A bill allowing California state regulators to prohibit excessive health insurance rate increases moved one step closer to passage after clearing a key legislative committee, despite strong opposition from major insurers and the California Association of Health Plans.
In addition to allowing the department of health insurance to approve, deny or modify proposed hikes in health insurance premiums, co-pays or deductibles, the bill would allow any consumer to "intervene" in a regulator's decision by filing a civil lawsuit. That essentially means anyone acting in the public interest could sue health insurance regulators if they disagree with a rate-hike decision, reports California Watch.
Assemblyman Mike Feuer, who proposed the bill, argued that health insurance rates are too high because insurance companies are banking massive profits. California Insurance Commissioner Dave Jones said the state's top five insurers collectively banked more than $11 billion in profits last year alone, according to the Associated Press.
However, the California Association of Health Plans criticized the bill as unnecessary, reports The Hill's Healthwatch. "At the same time the Legislature is being forced to make deep spending cuts in essential programs, (this bill) will create an expensive and expansive new bureaucracy in the offices of the state insurance regulators and impose burdensome new requirements that will further increase the cost of coverage," the group said.
Charles Bacchi, executive vice president of the California Association of Health Plans, testified before the Assembly health committee that the bill doesn't address the increase in underlying medical costs and would require a $40 million bureaucracy to execute its intentions, the Associated Press reports.

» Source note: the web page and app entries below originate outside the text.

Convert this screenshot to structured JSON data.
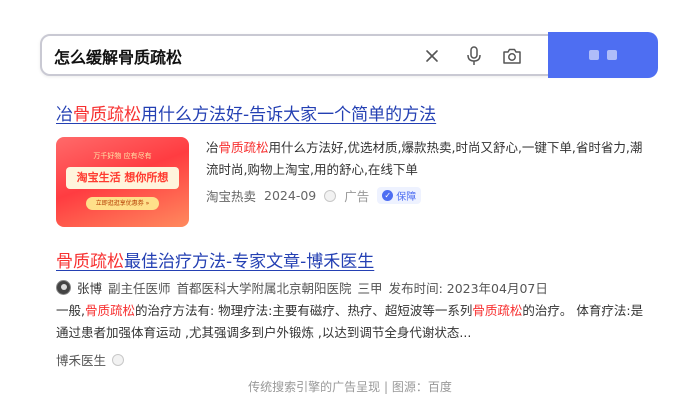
{
  "search": {
    "query": "怎么缓解骨质疏松"
  },
  "results": [
    {
      "title_pre": "冶",
      "title_hl": "骨质疏松",
      "title_post": "用什么方法好-告诉大家一个简单的方法",
      "thumb": {
        "top_text": "万千好物 应有尽有",
        "main_text": "淘宝生活 想你所想",
        "button_text": "立即逛逛享优惠券 »"
      },
      "desc_pre": "冶",
      "desc_hl": "骨质疏松",
      "desc_post": "用什么方法好,优选材质,爆款热卖,时尚又舒心,一键下单,省时省力,潮流时尚,购物上淘宝,用的舒心,在线下单",
      "source": "淘宝热卖",
      "date": "2024-09",
      "ad_label": "广告",
      "guarantee_label": "保障"
    },
    {
      "title_hl": "骨质疏松",
      "title_post": "最佳治疗方法-专家文章-博禾医生",
      "author_name": "张博",
      "author_title": "副主任医师",
      "hospital": "首都医科大学附属北京朝阳医院",
      "grade": "三甲",
      "publish_time": "发布时间: 2023年04月07日",
      "desc_a": "一般,",
      "desc_hl1": "骨质疏松",
      "desc_b": "的治疗方法有: 物理疗法:主要有磁疗、热疗、超短波等一系列",
      "desc_hl2": "骨质疏松",
      "desc_c": "的治疗。 体育疗法:是通过患者加强体育运动 ,尤其强调多到户外锻炼 ,以达到调节全身代谢状态...",
      "source": "博禾医生"
    }
  ],
  "caption": "传统搜索引擎的广告呈现 | 图源：百度",
  "colors": {
    "accent": "#4e6ef2",
    "title_link": "#2440b3",
    "highlight": "#f73131"
  }
}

Bacchi also predicted that California health insurers will see more financial pressure when health reform policies come into effect and expand the number of Californians on Medicaid by 3 million people, notes California Watch.